§ **Exercise**
Pick out the lines below that include the string "screenshot".

§ **Material shown**
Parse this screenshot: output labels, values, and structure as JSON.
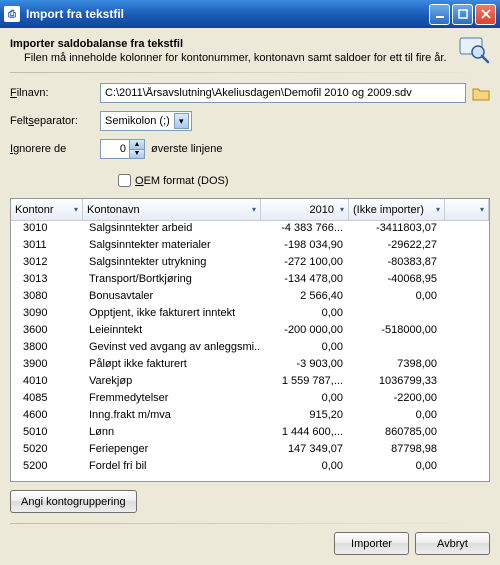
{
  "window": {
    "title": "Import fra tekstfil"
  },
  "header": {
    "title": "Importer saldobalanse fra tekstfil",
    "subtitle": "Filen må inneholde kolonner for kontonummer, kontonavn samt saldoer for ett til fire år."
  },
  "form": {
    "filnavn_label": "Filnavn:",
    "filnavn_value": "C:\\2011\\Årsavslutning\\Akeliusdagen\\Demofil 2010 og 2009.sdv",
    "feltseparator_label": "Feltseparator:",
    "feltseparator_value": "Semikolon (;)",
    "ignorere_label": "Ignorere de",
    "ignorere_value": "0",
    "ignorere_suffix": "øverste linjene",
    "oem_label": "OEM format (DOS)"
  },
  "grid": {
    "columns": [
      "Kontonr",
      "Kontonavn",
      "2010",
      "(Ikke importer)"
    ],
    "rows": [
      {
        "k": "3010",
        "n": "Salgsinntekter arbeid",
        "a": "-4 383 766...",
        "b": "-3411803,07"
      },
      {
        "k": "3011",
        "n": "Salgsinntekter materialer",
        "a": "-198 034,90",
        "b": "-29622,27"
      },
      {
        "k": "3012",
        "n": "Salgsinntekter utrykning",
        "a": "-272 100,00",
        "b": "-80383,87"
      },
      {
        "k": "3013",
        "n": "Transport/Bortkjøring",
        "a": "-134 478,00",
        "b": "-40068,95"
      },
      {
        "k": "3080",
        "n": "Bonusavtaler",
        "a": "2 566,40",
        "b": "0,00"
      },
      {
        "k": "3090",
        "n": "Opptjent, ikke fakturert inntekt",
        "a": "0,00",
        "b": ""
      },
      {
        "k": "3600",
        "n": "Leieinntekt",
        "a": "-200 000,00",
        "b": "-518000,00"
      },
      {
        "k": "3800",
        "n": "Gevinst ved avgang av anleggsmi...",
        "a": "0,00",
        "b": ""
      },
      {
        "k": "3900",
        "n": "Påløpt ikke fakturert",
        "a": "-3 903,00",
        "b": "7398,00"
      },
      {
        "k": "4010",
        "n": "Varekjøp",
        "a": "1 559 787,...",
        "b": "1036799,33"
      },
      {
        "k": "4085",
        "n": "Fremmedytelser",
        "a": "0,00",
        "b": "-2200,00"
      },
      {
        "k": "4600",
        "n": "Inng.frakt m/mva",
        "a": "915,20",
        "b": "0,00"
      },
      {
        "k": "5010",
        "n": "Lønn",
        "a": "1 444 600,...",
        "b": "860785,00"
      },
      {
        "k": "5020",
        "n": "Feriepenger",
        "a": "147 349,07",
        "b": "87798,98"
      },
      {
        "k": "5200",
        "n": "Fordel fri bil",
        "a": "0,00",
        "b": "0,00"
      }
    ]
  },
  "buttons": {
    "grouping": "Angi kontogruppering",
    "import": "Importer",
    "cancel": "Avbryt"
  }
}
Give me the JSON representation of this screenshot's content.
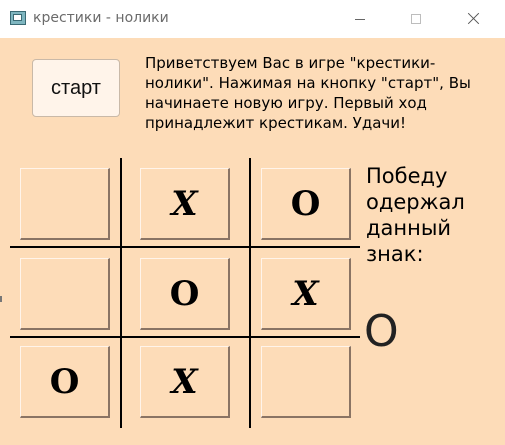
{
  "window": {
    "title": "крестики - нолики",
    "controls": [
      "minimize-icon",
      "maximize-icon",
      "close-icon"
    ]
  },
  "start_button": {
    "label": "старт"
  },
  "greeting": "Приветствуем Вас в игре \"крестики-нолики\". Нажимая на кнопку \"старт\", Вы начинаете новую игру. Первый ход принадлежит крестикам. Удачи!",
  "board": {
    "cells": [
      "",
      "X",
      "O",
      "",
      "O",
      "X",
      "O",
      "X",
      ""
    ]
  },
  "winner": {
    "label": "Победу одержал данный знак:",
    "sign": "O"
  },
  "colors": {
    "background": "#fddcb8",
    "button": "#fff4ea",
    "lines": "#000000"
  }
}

§ **Solution to this exercise**
Parse this screenshot: output labels, values, and structure as JSON.
Give me the JSON representation of this screenshot's content.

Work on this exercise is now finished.